Anyone who argues that oil and gas companies will use their extra profits to invest in a green future is either extremely naïve or deliberately disingenuous. I suspect that quite a few of the teachers who are facing real-terms pay cuts would like to retain a little more of their income in return for promises that they will invest it wisely.
The much-vaunted idea that we should use this money to subsidise energy bills is actually a very bad way of dealing with inflation and an even worse way of tacking climate change. Subsidies encourage increased demand. Once given, the subsidy becomes incredibly hard to remove. At what point is any government going to decide to reverse direction and deliberately raise heating costs? Unless we want to get locked in to using scarce resources to increase the amount of fossils we burn, it is a policy choice that should be resisted by any responsible person who has the remotest understanding of the scale of the climate emergency.
Reduce taxes and increase benefits
The quickest and easiest way to reduce the pain of a rising cost of living is to reduce taxes or increase benefits and then let people choose how to use their own money. This government is doing the exact opposite. It is putting up national insurance and reducing real-term benefits.
Over the short to medium term, the best solution is to use government subsidies to cut consumption of things that are rising in price.
- Subsidising home insulation takes inflation out of the economy and helps some of the poorest in society by reducing their oil and gas bills.
- Improving reuse and recycling rates avoids competing to buy raw materials that are going to continue to increase in price as world demand grows but supply sources don’t.
- Putting solar panels on the roofs of schools and hospitals involves capital expenditure that needs subsidising but cuts their running costs, reduces CO2 emissions, and takes down the rate of inflation.
- Investing in increased battery storage lets people use energy that is produced at night by wind turbines at very cheap rates, instead of adding to consumption at peak times that is met by burning carbon.
These are measures that can start to make an impact on the cost of living and on the inflation rate in a few months, without inflicting pain on anyone.
We are facing catastrophic food shortages
When it comes to the cost of food, it is even more important to think realistically. The governor of the Bank of England is quite rightly warning that we face a catastrophic problem of food shortages. In such circumstances, it is not a great idea to depend on a strategy of importing food and to rely on just-in-time supply lines that are going to become heavily disrupted. Any responsible government would be putting serious effort into increasing locally grown food supplies. The British government is relying on a strategy of ignoring the problem and hoping for the best.
Last week the government of India decided to ban all grain exports in order to ensure that its own people didn’t starve. India and Ukraine have been two of the largest exporters of grain in the world in recent years. What exactly is the British government’s plan to deal with the inevitable shortages and price rises?
Boosterism doesn’t put food on the table
People in this country are expressing the highest level of concern about their future recorded at any time in the last 40 years. That concern is well placed in a country led by out-of-touch politicians following outdated theories who have precious little understanding of the impact of their policies on ordinary people’s lives.

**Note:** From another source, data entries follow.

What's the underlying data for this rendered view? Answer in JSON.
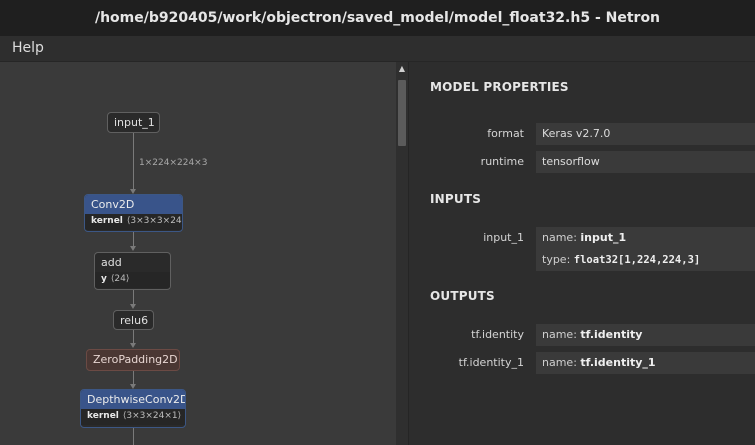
{
  "window": {
    "title": "/home/b920405/work/objectron/saved_model/model_float32.h5 - Netron"
  },
  "menu": {
    "help": "Help"
  },
  "graph": {
    "edge_input_label": "1×224×224×3",
    "nodes": {
      "input": {
        "label": "input_1"
      },
      "conv2d": {
        "label": "Conv2D",
        "attr_name": "kernel",
        "attr_value": "⟨3×3×3×24⟩"
      },
      "add": {
        "label": "add",
        "attr_name": "y",
        "attr_value": "⟨24⟩"
      },
      "relu6": {
        "label": "relu6"
      },
      "zeropadding": {
        "label": "ZeroPadding2D"
      },
      "depthwise": {
        "label": "DepthwiseConv2D",
        "attr_name": "kernel",
        "attr_value": "⟨3×3×24×1⟩"
      }
    }
  },
  "properties": {
    "model_title": "MODEL PROPERTIES",
    "format_label": "format",
    "format_value": "Keras v2.7.0",
    "runtime_label": "runtime",
    "runtime_value": "tensorflow",
    "inputs_title": "INPUTS",
    "input_name": "input_1",
    "input_name_key": "name:",
    "input_name_value": "input_1",
    "input_type_key": "type:",
    "input_type_value": "float32[1,224,224,3]",
    "outputs_title": "OUTPUTS",
    "output1_name": "tf.identity",
    "output1_key": "name:",
    "output1_value": "tf.identity",
    "output2_name": "tf.identity_1",
    "output2_key": "name:",
    "output2_value": "tf.identity_1"
  },
  "colors": {
    "conv_header": "#39548a",
    "pad_node": "#4a3733",
    "graph_background": "#3a3a3a"
  }
}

Britain is being led by a government that is very good at providing sunny optimism. But not much else.
Boosterism doesn’t put food on the table.